New Documents

The Governor of the Bank of Italy, Ignazio Visco, spoke to the Sixth Committee of the Chamber of Deputies to discuss the Bank’s functions and activities, including its role in supervising critical service providers, networks, and technology in the face of growing cybersecurity risks.

Italian financial regulatory authorities Banca d’Italia and Consob announced their compliance with the guidelines issued by the European Securities and Markets Authority concerning operators of distributed ledger technology (DLT) market infrastructure.

Enforcement Actions

The Bank of Italy issued a decision requiring the Milan, Italy branch of ING Bank to refrain from engaging in transactions with new customers following a finding of shortcomings in compliance with anti-money laundering requirements.

Important Facts

  • The U.S. State Department identifies Italy as a major money laundering country. Italy has a sophisticated anti-money laundering regime and legal framework. However, money-laundering risks continue to arise from activities associated with complex organized criminal enterprises and a flourishing black-market economy, which accounts for 12.1 percent of Italy's GDP. Drug trafficking is a primary source of income for Italy’s organized crime groups, which exploit its strategic geographic location to do business with criminal organizations around the globe. Other major sources for money laundering are proceeds from tax evasion and value-added tax fraud, smuggling and sale of counterfeit goods, extortion, and waste trafficking. Private banking, real estate transactions, gaming, the art trade, nonprofit organizations, small cash businesses and financial technologies provide large avenues for money laundering. Also, law enforcement investigations have identified an increasing use of trade-based money laundering schemes.

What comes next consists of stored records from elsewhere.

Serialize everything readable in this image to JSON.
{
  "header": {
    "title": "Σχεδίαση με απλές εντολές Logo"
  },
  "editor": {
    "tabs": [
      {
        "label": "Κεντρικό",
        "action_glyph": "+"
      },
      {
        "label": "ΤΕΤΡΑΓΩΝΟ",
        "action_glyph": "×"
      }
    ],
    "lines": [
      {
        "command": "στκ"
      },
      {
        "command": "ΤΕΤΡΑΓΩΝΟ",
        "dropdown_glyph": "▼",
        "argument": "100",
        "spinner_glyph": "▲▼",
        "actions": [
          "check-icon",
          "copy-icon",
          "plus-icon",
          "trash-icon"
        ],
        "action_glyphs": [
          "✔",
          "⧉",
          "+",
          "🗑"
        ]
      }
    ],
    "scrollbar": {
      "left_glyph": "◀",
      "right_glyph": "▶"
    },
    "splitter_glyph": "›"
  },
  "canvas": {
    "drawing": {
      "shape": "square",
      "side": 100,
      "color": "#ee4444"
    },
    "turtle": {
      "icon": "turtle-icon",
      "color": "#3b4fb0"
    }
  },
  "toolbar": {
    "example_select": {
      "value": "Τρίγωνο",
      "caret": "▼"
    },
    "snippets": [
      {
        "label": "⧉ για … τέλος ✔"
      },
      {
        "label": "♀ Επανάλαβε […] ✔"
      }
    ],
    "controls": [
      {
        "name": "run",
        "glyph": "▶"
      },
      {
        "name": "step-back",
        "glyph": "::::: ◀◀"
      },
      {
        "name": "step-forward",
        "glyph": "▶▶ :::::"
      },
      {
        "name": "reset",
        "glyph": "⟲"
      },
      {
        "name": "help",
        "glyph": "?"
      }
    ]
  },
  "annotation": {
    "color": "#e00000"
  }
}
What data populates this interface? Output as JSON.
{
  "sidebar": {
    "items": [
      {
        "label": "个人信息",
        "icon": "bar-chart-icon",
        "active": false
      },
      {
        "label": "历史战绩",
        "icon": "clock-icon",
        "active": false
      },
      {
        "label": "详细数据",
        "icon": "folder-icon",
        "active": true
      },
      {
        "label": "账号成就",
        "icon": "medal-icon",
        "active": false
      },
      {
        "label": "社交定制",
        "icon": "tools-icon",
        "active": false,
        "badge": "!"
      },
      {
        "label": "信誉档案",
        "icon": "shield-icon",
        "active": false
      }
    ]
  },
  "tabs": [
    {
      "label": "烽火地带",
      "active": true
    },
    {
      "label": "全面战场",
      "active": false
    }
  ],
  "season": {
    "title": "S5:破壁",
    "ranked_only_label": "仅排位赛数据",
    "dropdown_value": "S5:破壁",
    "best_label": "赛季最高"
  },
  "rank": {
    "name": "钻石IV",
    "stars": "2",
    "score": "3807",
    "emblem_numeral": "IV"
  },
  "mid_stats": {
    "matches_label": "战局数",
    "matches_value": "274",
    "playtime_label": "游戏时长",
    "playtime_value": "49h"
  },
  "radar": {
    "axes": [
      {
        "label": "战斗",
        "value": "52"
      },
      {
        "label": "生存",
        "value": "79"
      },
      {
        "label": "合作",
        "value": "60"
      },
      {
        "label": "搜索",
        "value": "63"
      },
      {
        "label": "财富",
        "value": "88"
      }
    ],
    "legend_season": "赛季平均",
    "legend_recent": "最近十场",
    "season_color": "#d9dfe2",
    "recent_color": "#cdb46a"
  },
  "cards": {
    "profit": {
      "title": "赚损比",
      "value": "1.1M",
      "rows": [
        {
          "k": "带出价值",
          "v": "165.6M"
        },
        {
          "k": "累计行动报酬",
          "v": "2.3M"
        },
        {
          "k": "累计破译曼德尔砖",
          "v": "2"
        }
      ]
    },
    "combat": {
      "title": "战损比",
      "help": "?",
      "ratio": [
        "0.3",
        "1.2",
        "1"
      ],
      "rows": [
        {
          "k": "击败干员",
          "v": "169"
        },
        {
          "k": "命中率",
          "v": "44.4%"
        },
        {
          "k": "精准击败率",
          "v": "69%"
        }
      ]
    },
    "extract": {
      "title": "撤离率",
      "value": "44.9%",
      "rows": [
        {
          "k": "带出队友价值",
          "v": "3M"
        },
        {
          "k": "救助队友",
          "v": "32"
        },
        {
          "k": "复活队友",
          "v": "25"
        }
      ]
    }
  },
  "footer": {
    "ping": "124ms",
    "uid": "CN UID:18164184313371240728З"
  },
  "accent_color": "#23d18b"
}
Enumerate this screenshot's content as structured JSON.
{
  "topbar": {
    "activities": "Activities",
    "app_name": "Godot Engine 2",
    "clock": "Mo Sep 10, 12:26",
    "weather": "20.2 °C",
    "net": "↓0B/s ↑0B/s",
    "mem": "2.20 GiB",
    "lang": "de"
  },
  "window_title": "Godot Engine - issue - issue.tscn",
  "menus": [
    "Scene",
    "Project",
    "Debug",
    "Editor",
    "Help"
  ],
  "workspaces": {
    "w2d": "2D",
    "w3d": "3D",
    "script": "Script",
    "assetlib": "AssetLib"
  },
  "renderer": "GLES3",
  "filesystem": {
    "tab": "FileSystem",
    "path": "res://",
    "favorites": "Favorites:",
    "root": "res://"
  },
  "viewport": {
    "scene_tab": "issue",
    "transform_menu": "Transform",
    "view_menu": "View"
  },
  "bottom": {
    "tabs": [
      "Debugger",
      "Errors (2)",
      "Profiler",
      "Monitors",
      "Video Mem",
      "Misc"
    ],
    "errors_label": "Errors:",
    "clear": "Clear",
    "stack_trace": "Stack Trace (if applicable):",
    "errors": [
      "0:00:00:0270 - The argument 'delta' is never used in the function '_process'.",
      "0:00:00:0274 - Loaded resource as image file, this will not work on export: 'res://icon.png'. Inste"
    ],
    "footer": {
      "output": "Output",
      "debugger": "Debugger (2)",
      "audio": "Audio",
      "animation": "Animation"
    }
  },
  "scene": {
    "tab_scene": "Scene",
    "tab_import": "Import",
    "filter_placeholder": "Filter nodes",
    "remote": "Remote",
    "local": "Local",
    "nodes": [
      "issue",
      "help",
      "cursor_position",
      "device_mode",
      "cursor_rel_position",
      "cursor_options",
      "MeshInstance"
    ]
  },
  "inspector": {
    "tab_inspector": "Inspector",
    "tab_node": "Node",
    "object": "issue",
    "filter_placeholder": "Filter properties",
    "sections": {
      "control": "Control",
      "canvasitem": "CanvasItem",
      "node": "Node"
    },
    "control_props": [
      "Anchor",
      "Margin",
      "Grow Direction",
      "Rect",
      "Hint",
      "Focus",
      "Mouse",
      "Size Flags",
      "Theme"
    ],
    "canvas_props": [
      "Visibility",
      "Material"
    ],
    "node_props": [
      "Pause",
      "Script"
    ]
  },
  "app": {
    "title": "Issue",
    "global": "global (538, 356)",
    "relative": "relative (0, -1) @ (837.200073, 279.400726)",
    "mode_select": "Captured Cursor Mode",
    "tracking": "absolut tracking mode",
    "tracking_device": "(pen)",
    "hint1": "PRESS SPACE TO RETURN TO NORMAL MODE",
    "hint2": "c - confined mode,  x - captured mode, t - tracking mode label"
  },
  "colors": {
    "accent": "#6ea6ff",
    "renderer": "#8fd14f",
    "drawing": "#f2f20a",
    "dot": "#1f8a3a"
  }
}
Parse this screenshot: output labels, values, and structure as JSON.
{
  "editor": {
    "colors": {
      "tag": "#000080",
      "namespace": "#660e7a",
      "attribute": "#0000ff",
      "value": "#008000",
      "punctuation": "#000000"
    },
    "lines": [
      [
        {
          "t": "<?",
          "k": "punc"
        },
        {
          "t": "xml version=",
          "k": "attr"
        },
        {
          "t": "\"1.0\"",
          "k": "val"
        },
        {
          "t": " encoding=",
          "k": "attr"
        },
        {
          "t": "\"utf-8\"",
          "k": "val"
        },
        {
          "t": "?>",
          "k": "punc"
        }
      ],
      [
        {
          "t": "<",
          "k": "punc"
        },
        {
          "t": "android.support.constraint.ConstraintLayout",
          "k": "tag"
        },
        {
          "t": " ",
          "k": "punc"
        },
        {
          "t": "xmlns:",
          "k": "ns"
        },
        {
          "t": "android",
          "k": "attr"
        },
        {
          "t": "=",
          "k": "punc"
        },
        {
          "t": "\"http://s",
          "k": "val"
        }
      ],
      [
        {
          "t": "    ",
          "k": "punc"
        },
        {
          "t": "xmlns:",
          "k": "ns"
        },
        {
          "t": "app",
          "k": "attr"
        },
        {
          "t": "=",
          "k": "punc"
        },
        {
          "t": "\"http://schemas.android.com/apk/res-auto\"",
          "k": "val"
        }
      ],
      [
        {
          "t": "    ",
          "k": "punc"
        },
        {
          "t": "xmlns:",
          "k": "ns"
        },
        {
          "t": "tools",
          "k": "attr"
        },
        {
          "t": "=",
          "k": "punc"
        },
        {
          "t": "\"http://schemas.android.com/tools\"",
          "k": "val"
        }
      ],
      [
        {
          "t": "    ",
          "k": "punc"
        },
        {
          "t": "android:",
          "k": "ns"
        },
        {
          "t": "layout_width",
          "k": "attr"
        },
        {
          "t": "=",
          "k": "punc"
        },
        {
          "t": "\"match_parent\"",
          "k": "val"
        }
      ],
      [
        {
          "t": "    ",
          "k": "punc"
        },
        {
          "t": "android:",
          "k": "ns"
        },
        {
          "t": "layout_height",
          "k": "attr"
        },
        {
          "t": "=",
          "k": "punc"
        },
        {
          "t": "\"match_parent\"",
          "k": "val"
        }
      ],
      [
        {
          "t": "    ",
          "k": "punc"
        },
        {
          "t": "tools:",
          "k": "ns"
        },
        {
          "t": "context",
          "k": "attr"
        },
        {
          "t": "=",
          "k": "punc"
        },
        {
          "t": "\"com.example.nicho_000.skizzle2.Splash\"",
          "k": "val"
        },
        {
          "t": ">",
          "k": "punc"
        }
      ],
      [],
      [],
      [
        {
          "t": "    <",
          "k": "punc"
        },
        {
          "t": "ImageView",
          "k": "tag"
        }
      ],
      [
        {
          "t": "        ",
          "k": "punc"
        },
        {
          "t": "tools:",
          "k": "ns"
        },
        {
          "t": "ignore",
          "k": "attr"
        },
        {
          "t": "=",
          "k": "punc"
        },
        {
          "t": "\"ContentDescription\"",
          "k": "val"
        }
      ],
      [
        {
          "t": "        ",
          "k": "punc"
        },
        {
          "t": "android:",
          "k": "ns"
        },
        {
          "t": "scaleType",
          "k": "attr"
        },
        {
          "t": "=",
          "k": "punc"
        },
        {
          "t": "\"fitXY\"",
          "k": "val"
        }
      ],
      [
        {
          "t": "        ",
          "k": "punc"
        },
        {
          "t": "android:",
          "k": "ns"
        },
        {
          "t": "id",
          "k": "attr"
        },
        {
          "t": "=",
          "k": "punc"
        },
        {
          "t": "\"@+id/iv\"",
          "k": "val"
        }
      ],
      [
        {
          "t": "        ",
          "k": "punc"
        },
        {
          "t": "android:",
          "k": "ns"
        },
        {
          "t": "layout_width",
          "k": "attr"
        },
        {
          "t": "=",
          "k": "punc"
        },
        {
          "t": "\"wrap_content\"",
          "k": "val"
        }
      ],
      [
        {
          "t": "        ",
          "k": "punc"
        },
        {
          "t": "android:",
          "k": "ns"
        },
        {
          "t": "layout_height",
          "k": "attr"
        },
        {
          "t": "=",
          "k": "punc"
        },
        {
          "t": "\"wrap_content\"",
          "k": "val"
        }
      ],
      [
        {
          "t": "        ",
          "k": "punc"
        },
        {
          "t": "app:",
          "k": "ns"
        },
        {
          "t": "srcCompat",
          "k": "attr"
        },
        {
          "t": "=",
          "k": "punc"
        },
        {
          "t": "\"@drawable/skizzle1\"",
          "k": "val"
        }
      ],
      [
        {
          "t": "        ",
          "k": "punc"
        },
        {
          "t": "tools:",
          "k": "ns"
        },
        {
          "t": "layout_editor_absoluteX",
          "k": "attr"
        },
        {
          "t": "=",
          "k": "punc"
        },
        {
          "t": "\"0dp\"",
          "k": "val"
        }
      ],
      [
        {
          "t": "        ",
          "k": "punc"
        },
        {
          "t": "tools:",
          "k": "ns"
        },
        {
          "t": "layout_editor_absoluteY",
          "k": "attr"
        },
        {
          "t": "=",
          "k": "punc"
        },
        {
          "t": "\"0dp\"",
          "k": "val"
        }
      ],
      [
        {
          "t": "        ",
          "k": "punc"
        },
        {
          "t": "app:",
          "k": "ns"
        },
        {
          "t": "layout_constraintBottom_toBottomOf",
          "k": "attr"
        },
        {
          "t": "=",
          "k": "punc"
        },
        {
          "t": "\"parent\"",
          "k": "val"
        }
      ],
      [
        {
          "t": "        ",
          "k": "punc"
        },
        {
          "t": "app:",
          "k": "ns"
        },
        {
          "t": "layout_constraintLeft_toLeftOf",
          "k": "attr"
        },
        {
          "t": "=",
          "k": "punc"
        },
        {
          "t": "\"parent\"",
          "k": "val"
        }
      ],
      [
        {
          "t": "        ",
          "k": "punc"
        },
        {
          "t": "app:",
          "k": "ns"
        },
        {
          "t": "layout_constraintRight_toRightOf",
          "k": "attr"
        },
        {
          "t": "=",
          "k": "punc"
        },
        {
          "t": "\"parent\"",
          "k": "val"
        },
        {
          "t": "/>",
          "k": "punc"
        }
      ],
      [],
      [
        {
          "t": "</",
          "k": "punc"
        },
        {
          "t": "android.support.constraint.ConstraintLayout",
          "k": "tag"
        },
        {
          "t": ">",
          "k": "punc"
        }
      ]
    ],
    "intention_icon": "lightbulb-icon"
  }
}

In 2019, the government enacted legislation that clarifies virtual currency treatment under AML statutes, strengthens money laundering investigation powers, and imposes additional customer due diligence obligations on financial intermediaries. Regulations require financial institutions to apply enhanced due diligence measures in transactions involving both domestic and foreign politically exposed persons, but such measures are not imposed on designated non-financial businesses and professions.
-Source: 2021 International Narcotics Control Strategy Report (INCSR)


FATF i | 2013 Methodology

Technical Effectiveness
Compliant : 18 High : 0
Largely Compliant : 20 Substantial : 8
Partially Compliant : 2 Moderate : 3
Non-Compliant : 0 Low : 0

Italy's technical compliance was re-rated in a March 27, 2019 follow-up report


Rank : 27/110
Score : 4.57/10


Rank : 52/179
Score : 53/100

Tax Justice Network i

Rank : 41/133
Score : 50/100